═════ Records provided

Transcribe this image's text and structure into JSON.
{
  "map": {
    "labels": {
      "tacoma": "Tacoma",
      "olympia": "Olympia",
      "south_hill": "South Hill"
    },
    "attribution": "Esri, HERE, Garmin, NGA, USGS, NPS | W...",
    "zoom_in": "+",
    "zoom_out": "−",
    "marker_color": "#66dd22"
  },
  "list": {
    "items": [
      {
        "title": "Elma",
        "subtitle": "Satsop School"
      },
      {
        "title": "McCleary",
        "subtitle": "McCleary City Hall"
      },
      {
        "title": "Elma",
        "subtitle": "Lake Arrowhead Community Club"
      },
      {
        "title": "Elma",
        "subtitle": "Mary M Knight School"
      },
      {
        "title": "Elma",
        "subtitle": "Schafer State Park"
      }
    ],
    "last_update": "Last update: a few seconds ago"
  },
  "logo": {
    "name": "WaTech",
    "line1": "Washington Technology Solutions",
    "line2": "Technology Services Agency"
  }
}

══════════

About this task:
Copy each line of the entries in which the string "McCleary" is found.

Exercise solution:
        "title": "McCleary",
        "subtitle": "McCleary City Hall"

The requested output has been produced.